For Michael. My partner, my pillar, my post.

Life is a team effort. Period. Nothing is done without the help and support of others. The following people are in some way connected to the fabric of this work, to which I am eternally grateful:
Thank you to the staff at Musa Publishing, who have made this debut as painless as possible and have given me a chance to shine. Special thanks to my editor Kathy Teel, who through her patience and prodding, helped whipped my words into shape and substance. To my book designer Coreen Montagna, and my cover artist Kelly Shorten, whose creative visualization gave my book a presence in this the world.

Thank you to my family: my hubby Mike, my mother Margaret, my children Michelle, Jennifer, and Brandon. And to my brothers Gregg and Ian, who’ve given me lots of writer-fodder throughout our informative years.
Thank you to my prodders and teachers: Mrs. Greer, my seventh grade teacher, Jackie Hart, my BFF, Leslie Colwell, who got me into this mess in the first place, Tom Arnett, my first writing teacher, Barbara White and Sheila Nollert, my writing circle cohorts, Brian Henry, my writer workshop teacher, my first beta-reader Kelsey Bolt and my last beta-reader Kristian Gallant, and all the authors who I have connected with and have supported me in this wonderful venture —you know who you are.

And to my countless relatives and friends who kept asking when they were going to see ‘that’ book. To them, I say, it’s here, it’s finally here!

Friday 4 May 2012

The Last Timekeepers Series Kick-Off Contest

Cheers, it’s Luke Skywalker Day— so, “May the fourth be with you,” everyone! On that note, I wanted to gear up for my middle-grade/YA time travel ebook release, The Last Timekeepers and the Arch of Atlantis debuting on May 18th through Musa Publishing by kicking off this month with a contest to create mass frenzy. Or at least pique your interest. Plus you could win this stylish sports watch—the same color as my book cover— pictured below, and a copy of my ebook. Are we having fun yet? Hope so!

Okay, the rules are simple and easy: Do one or more of the tasks indicated in the Rafflecopter widget. At the end of the contest—aka launch day—Rafflecopter will choose a winner. Note: Winner is restricted to residents living in either Canada or the United States. The international winner will receive a $10 gift certificate from Musa Publishing. Good luck, readers!

Oh, and if you’re not sure if this book fits your reading tastes:

Here’s the blurb:

When Amanda Sault and her four classmates are caught in a major food fight at school, they are given the choice of suspension or yard duty. It was a no-brainer. A two-week crash course in landscaping leads the kids to discover a weathered stone arch buried in an overgrown backyard. Instead of a forgotten lawn ornament, it turns out to be an ancient time portal from the lost continent of Atlantis. Chosen by an Atlantean Magus to be Timekeepers—legendary time travelers sworn to keep history safe from an evil force—the five children, along with two offbeat adults, are sent on the adventure of their lives to save the Earth from an uncertain future. The Timekeepers’ first mission lands them in England in 1214, where they must find an adolescent Robin Hood and his band of merry teens before history is turned upside-down.
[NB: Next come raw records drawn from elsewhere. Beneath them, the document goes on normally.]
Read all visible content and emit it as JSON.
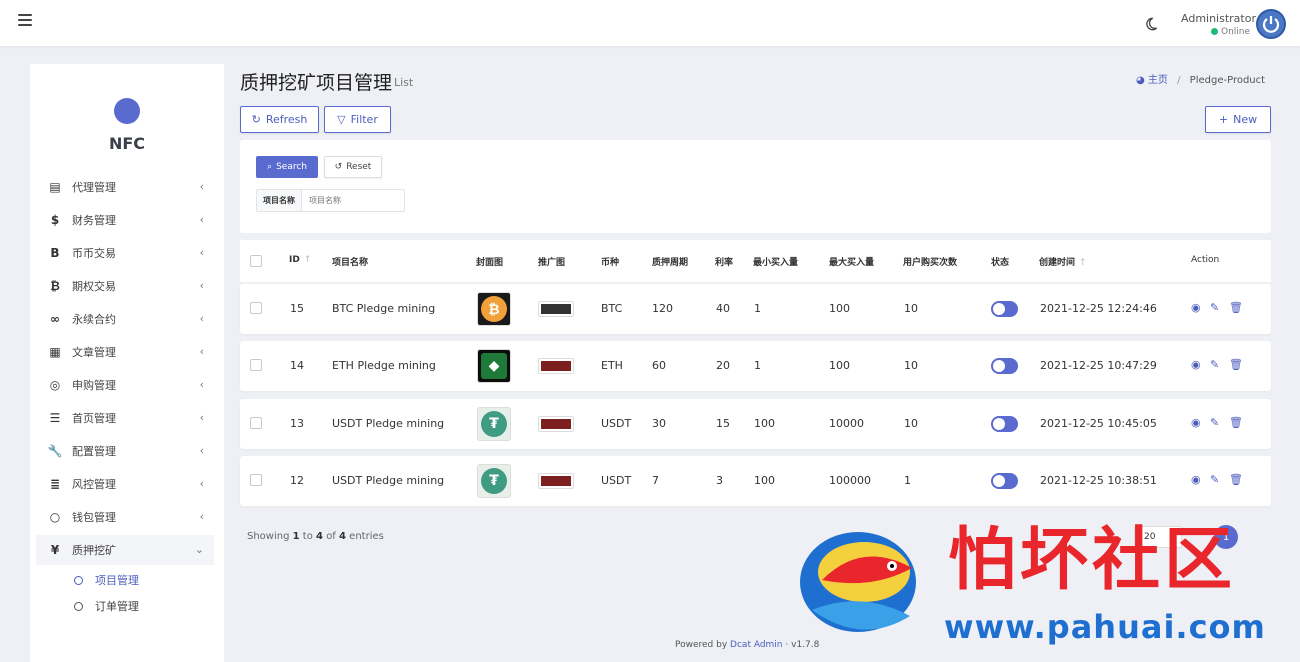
{
  "header": {
    "admin_name": "Administrator",
    "status": "Online"
  },
  "sidebar": {
    "logo_text": "NFC",
    "items": [
      {
        "label": "代理管理",
        "icon": "id-card-icon"
      },
      {
        "label": "财务管理",
        "icon": "dollar-icon"
      },
      {
        "label": "币币交易",
        "icon": "bitcoin-b-icon"
      },
      {
        "label": "期权交易",
        "icon": "bitcoin-icon"
      },
      {
        "label": "永续合约",
        "icon": "link-icon"
      },
      {
        "label": "文章管理",
        "icon": "newspaper-icon"
      },
      {
        "label": "申购管理",
        "icon": "lifebuoy-icon"
      },
      {
        "label": "首页管理",
        "icon": "list-icon"
      },
      {
        "label": "配置管理",
        "icon": "wrench-icon"
      },
      {
        "label": "风控管理",
        "icon": "indent-icon"
      },
      {
        "label": "钱包管理",
        "icon": "circle-icon"
      },
      {
        "label": "质押挖矿",
        "icon": "yen-icon"
      }
    ],
    "sub_items": [
      {
        "label": "项目管理",
        "active": true
      },
      {
        "label": "订单管理",
        "active": false
      }
    ]
  },
  "page": {
    "title": "质押挖矿项目管理",
    "subtitle": "List",
    "breadcrumb_home": "主页",
    "breadcrumb_current": "Pledge-Product"
  },
  "toolbar": {
    "refresh": "Refresh",
    "filter": "Filter",
    "new": "New"
  },
  "filter": {
    "search": "Search",
    "reset": "Reset",
    "field_label": "项目名称",
    "field_placeholder": "项目名称"
  },
  "table": {
    "columns": [
      "ID",
      "项目名称",
      "封面图",
      "推广图",
      "币种",
      "质押周期",
      "利率",
      "最小买入量",
      "最大买入量",
      "用户购买次数",
      "状态",
      "创建时间",
      "Action"
    ],
    "rows": [
      {
        "id": "15",
        "name": "BTC Pledge mining",
        "coin": "BTC",
        "period": "120",
        "rate": "40",
        "min": "1",
        "max": "100",
        "times": "10",
        "created": "2021-12-25 12:24:46"
      },
      {
        "id": "14",
        "name": "ETH Pledge mining",
        "coin": "ETH",
        "period": "60",
        "rate": "20",
        "min": "1",
        "max": "100",
        "times": "10",
        "created": "2021-12-25 10:47:29"
      },
      {
        "id": "13",
        "name": "USDT Pledge mining",
        "coin": "USDT",
        "period": "30",
        "rate": "15",
        "min": "100",
        "max": "10000",
        "times": "10",
        "created": "2021-12-25 10:45:05"
      },
      {
        "id": "12",
        "name": "USDT Pledge mining",
        "coin": "USDT",
        "period": "7",
        "rate": "3",
        "min": "100",
        "max": "100000",
        "times": "1",
        "created": "2021-12-25 10:38:51"
      }
    ]
  },
  "pagination": {
    "showing_prefix": "Showing",
    "from": "1",
    "to_word": "to",
    "to": "4",
    "of_word": "of",
    "total": "4",
    "suffix": "entries",
    "per_page": "20",
    "current_page": "1"
  },
  "footer": {
    "powered": "Powered by",
    "brand": "Dcat Admin",
    "sep": "·",
    "version": "v1.7.8"
  },
  "watermark": {
    "title": "怕坏社区",
    "url": "www.pahuai.com"
  },
  "colors": {
    "accent": "#5a6bcf",
    "online": "#21b978",
    "watermark_red": "#e8262b",
    "watermark_blue": "#1f6fd1"
  }
}
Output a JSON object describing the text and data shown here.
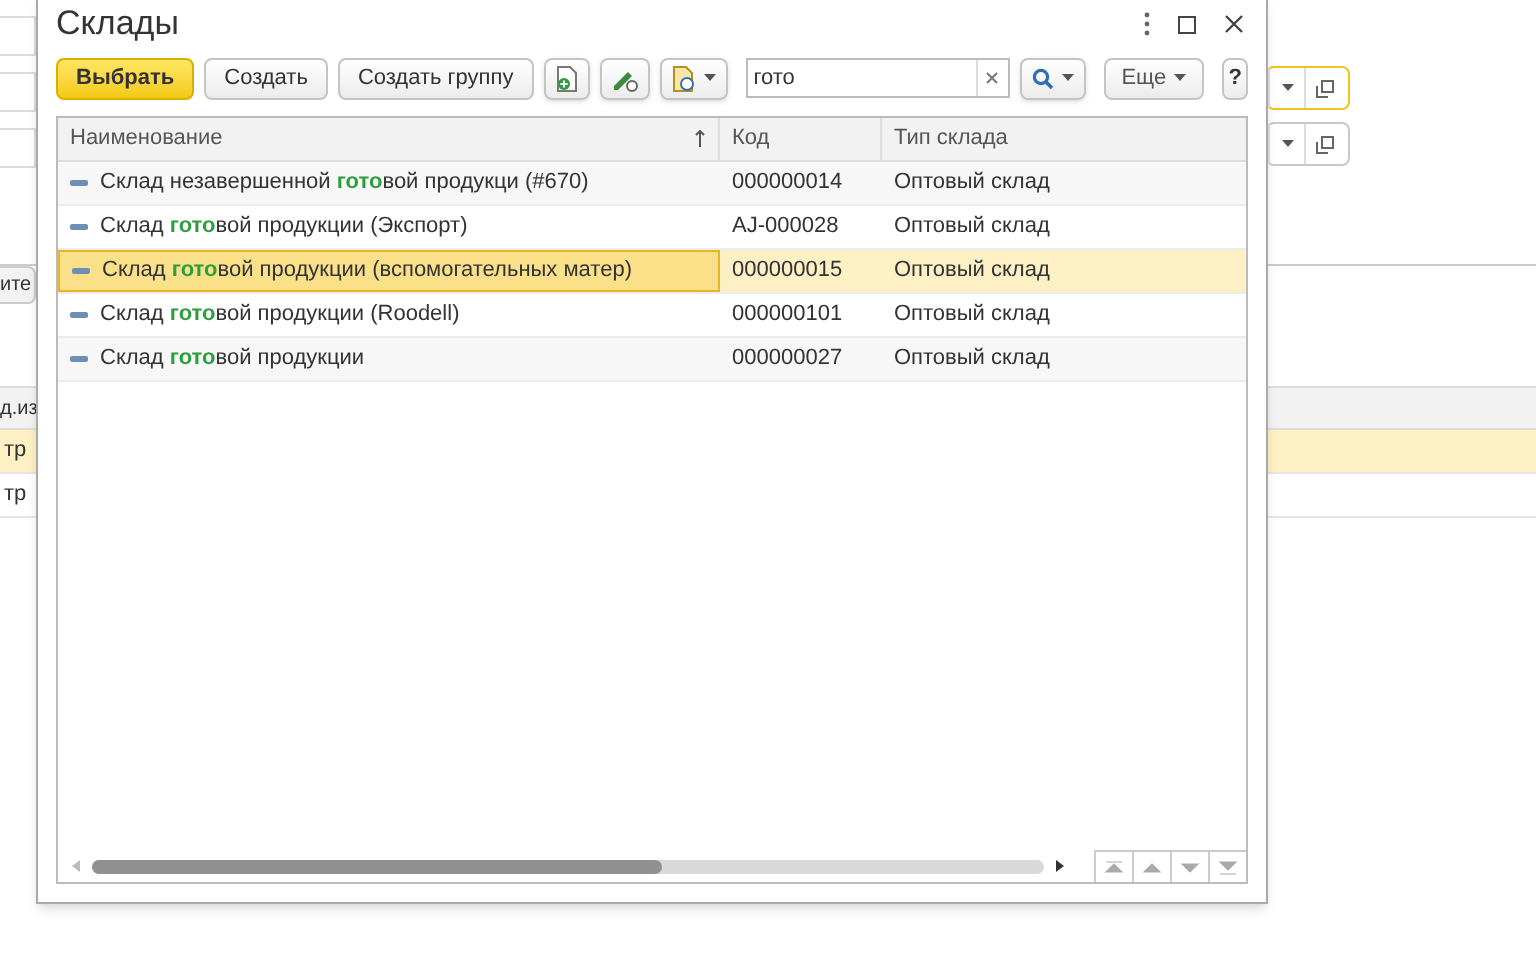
{
  "background": {
    "tab_label": "ите",
    "column_header": "д.из",
    "rows": [
      {
        "unit": "тр",
        "selected": true
      },
      {
        "unit": "тр",
        "selected": false
      }
    ],
    "fields": [
      {
        "focused": true
      },
      {
        "focused": false
      }
    ]
  },
  "window": {
    "title": "Склады"
  },
  "toolbar": {
    "choose": "Выбрать",
    "create": "Создать",
    "create_group": "Создать группу",
    "search": {
      "value": "гото"
    },
    "more": "Еще",
    "help": "?"
  },
  "table": {
    "columns": [
      {
        "label": "Наименование",
        "sorted": true
      },
      {
        "label": "Код",
        "sorted": false
      },
      {
        "label": "Тип склада",
        "sorted": false
      }
    ],
    "rows": [
      {
        "name": "Склад незавершенной **гото**вой продукци (#670)",
        "code": "000000014",
        "type": "Оптовый склад",
        "selected": false
      },
      {
        "name": "Склад **гото**вой продукции (Экспорт)",
        "code": "AJ-000028",
        "type": "Оптовый склад",
        "selected": false
      },
      {
        "name": "Склад **гото**вой продукции (вспомогательных матер)",
        "code": "000000015",
        "type": "Оптовый склад",
        "selected": true
      },
      {
        "name": "Склад **гото**вой продукции (Roodell)",
        "code": "000000101",
        "type": "Оптовый склад",
        "selected": false
      },
      {
        "name": "Склад **гото**вой продукции",
        "code": "000000027",
        "type": "Оптовый склад",
        "selected": false
      }
    ]
  }
}
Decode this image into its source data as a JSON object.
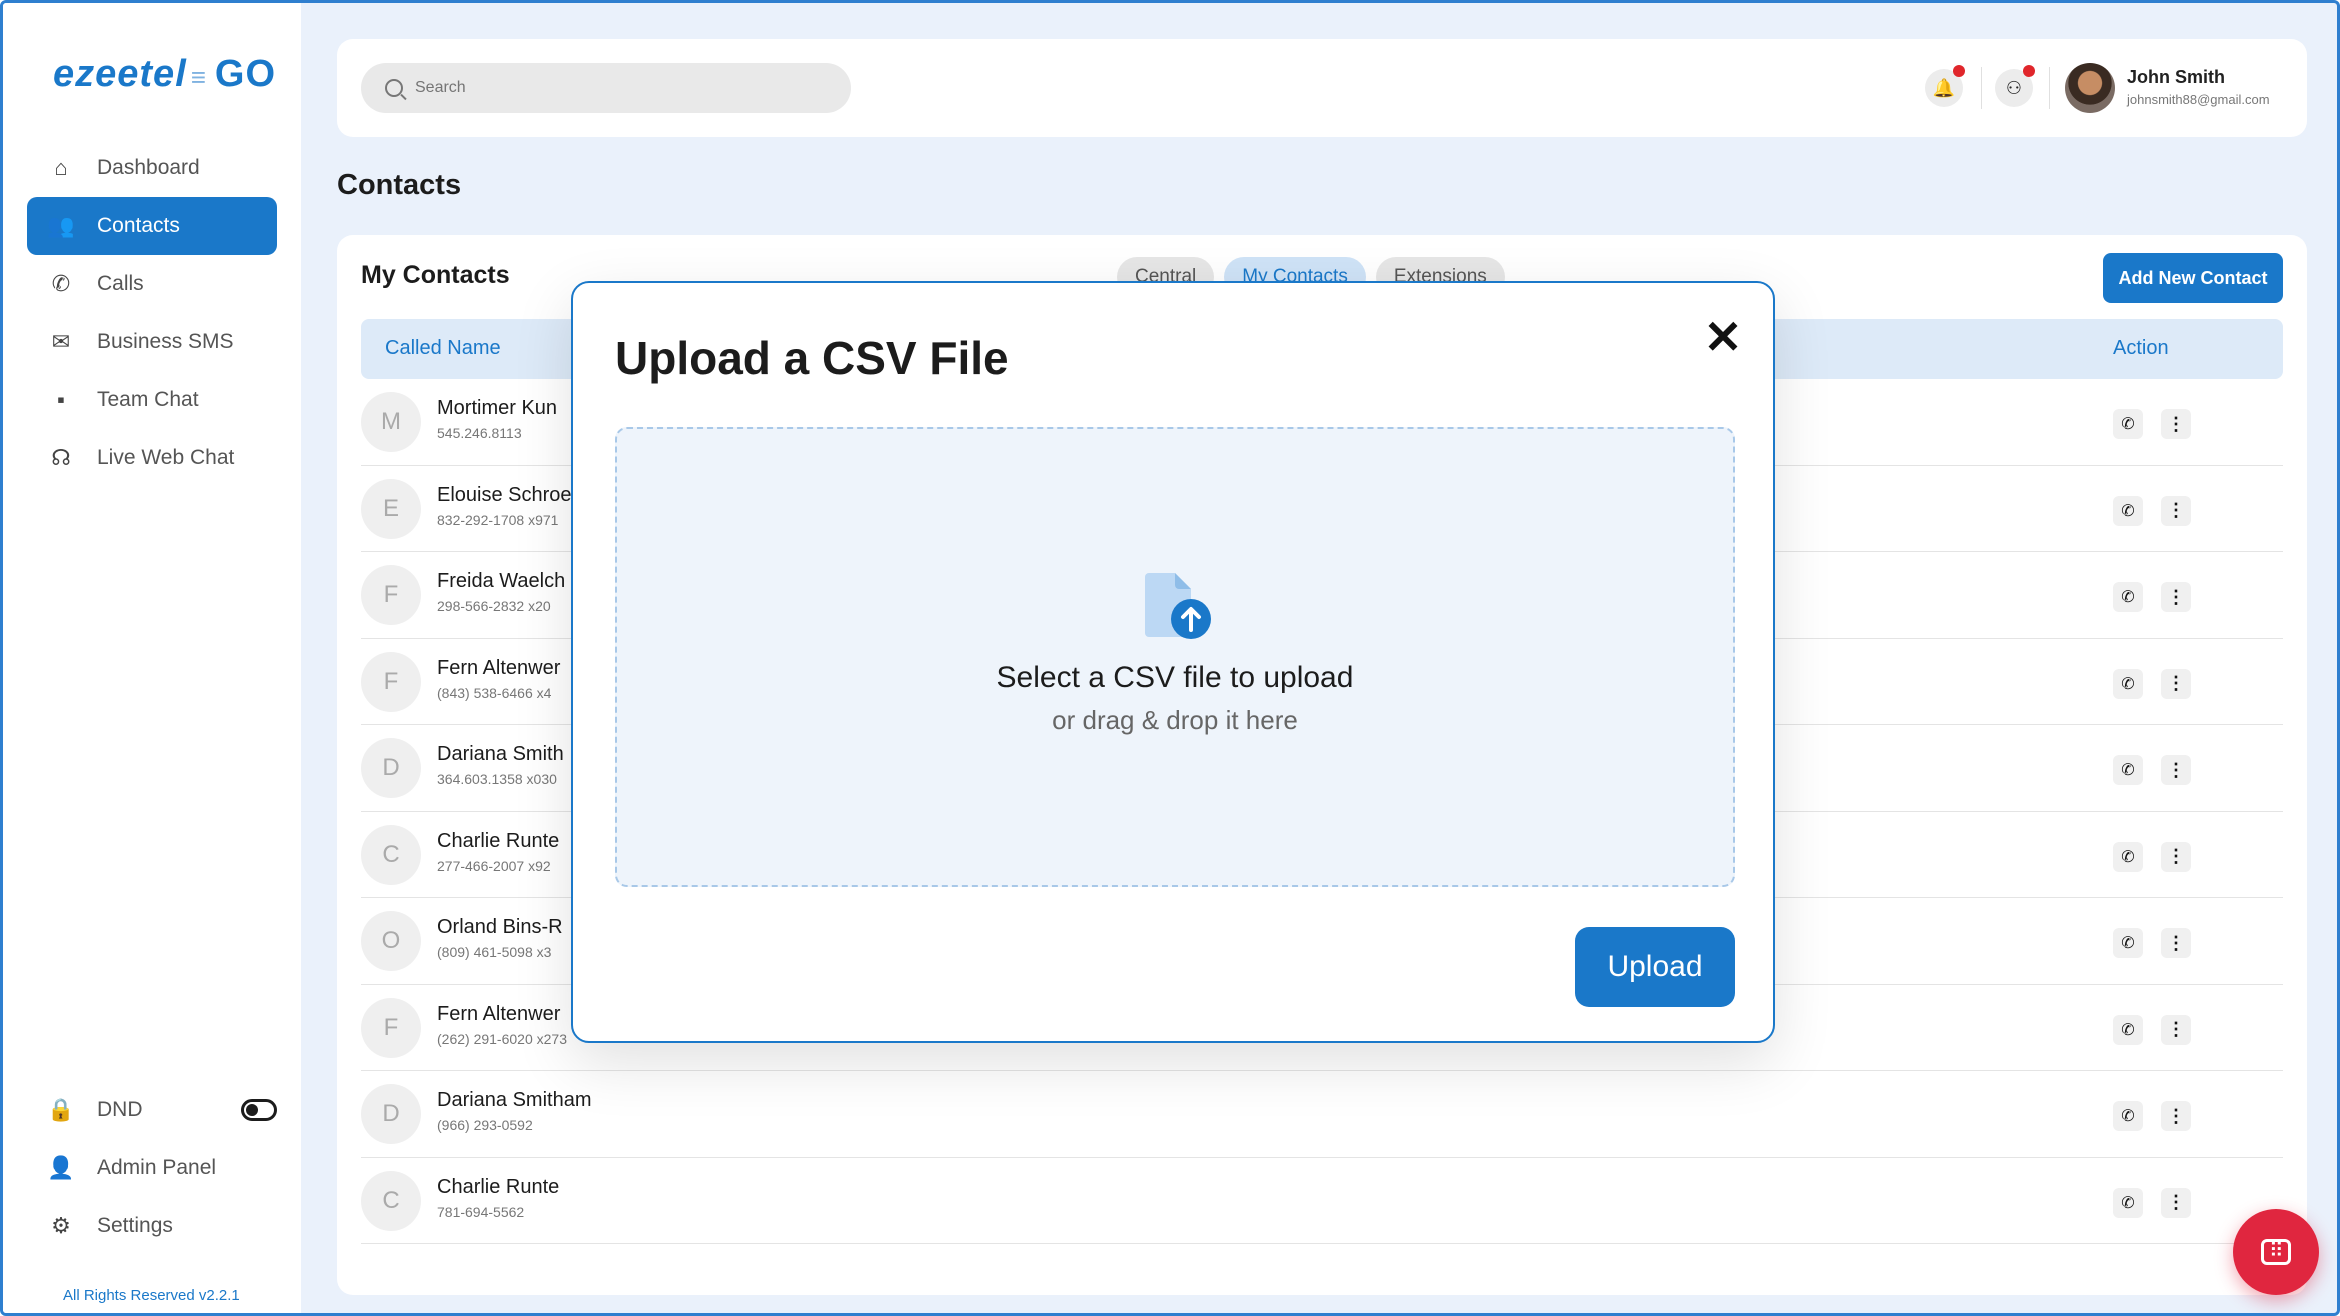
{
  "app": {
    "brand_left": "ezeetel",
    "brand_right": "GO",
    "copyright": "All Rights Reserved v2.2.1"
  },
  "sidebar": {
    "items": [
      {
        "label": "Dashboard",
        "icon": "home-icon"
      },
      {
        "label": "Contacts",
        "icon": "contacts-icon"
      },
      {
        "label": "Calls",
        "icon": "phone-icon"
      },
      {
        "label": "Business SMS",
        "icon": "mail-icon"
      },
      {
        "label": "Team Chat",
        "icon": "chat-icon"
      },
      {
        "label": "Live Web Chat",
        "icon": "headset-icon"
      }
    ],
    "bottom": [
      {
        "label": "DND",
        "icon": "lock-icon"
      },
      {
        "label": "Admin Panel",
        "icon": "admin-icon"
      },
      {
        "label": "Settings",
        "icon": "gear-icon"
      }
    ]
  },
  "topbar": {
    "search_placeholder": "Search",
    "user_name": "John Smith",
    "user_email": "johnsmith88@gmail.com"
  },
  "page": {
    "title": "Contacts"
  },
  "card": {
    "title": "My Contacts",
    "tabs": [
      "Central",
      "My Contacts",
      "Extensions"
    ],
    "add_button": "Add New Contact",
    "col_name": "Called Name",
    "col_action": "Action"
  },
  "contacts": [
    {
      "initial": "M",
      "name": "Mortimer Kun",
      "phone": "545.246.8113"
    },
    {
      "initial": "E",
      "name": "Elouise Schroe",
      "phone": "832-292-1708 x971"
    },
    {
      "initial": "F",
      "name": "Freida Waelch",
      "phone": "298-566-2832 x20"
    },
    {
      "initial": "F",
      "name": "Fern Altenwer",
      "phone": "(843) 538-6466 x4"
    },
    {
      "initial": "D",
      "name": "Dariana Smith",
      "phone": "364.603.1358 x030"
    },
    {
      "initial": "C",
      "name": "Charlie Runte",
      "phone": "277-466-2007 x92"
    },
    {
      "initial": "O",
      "name": "Orland Bins-R",
      "phone": "(809) 461-5098 x3"
    },
    {
      "initial": "F",
      "name": "Fern Altenwer",
      "phone": "(262) 291-6020 x273"
    },
    {
      "initial": "D",
      "name": "Dariana Smitham",
      "phone": "(966) 293-0592"
    },
    {
      "initial": "C",
      "name": "Charlie Runte",
      "phone": "781-694-5562"
    }
  ],
  "modal": {
    "title": "Upload a CSV File",
    "close": "✕",
    "dz_title": "Select a CSV file to upload",
    "dz_sub": "or drag & drop it here",
    "upload": "Upload"
  }
}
Here’s the excerpt:

Amanda Sault silently studied the words she just scrawled: May 1st, 1214—Games and songs and revelry, act as the cloak of devilry. So that an English legend may give to the poor, we must travel to Nottingham to even the score.
She frowned. She was the Scribe. Amanda knew that meant she was supposed to understand what this riddle meant. But she didn’t have a clue. All she knew was that she, her four annoying classmates, and two offbeat adults were standing in what was left of the lost continent of Atlantis and they were supposed to be the Timekeepers, the legendary time travelers handpicked by destiny to keep Earth’s history safe from evil. But no one had told them how they were supposed to do it.

Their problem: no matter what happened—good or bad—they weren’t supposed to mess with the past. Period. Dot. End of story. Amanda felt hot liquid build in her throat. Her thumb traced the words of the arcane riddle. Their first Timekeeper mission. Amanda knew this wasn’t the end of the story.

This was just the beginning.

And now, let the contest begin…